…it was oval in form, standing about two-thirds of a cubit, wrought of solid gold, and worked entirely with the chisel. While speaking of the model, I said before how I had represented Sea and Earth, seated, with their legs interlaced, as we observe in the case of firths and promontories; this attitude was therefore metaphorically appropriate. The Sea carried a trident in his right hand, and in his left I put a ship of delicate workmanship to hold the salt. Below him were his four sea-horses, fashioned like our horses from the head to the front hoofs; all the rest of their body, from the middle backwards, resembled a fish, and the tails of these creatures were agreeably inter-woven. Above this group the Sea sat throned in an attitude of pride and dignity; around him were many kinds of fishes and other creatures of the ocean. The water was represented with its waves, and enamelled in the appropriate colour.
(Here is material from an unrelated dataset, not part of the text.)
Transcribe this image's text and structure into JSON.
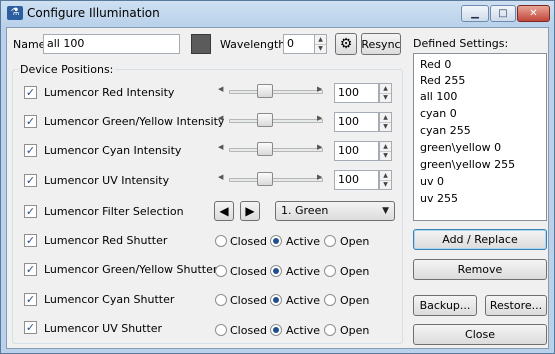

I had portrayed Earth under the form of a very handsome woman, holding her horn of plenty, entirely nude like the male figure; in her left hand I placed a little temple of Ionic architecture, most delicately wrought, which was meant to contain the pepper. Beneath her were the handsomest living creatures which the earth produces; and the rocks were partly enamelled, partly left in gold. The whole piece reposed upon a base of ebony, properly proportioned, but with a projecting cornice, upon which I introduced four golden figures in rather more than half-relief. They represented Night, Day, Twilight, and Dawn. I put, moreover, into the same frieze four other figures, similar in size, and intended for the four chief winds; these were executed, and in part enamelled, with the most exquisite refinement.
And for once he’s not bragging too much about the beauty of the piece. …So I was very, very annoyed when the Saliera was stolen in from its museum-home in Vienna in 2003.
But they got it back in January!! I had no idea.
And today the thief was sentenced. (Or in this case maybe “artnapper” is a better word: the guy decided he would return the piece after a ransom was paid.) He’s claiming the theft was a spur-of-the-moment thing. I’m not entirely convinced.
The funny thing is that he got caught by sending one SMS too many.
[tags]Cellini, saliera, salt cellar, saltcellar[/tags]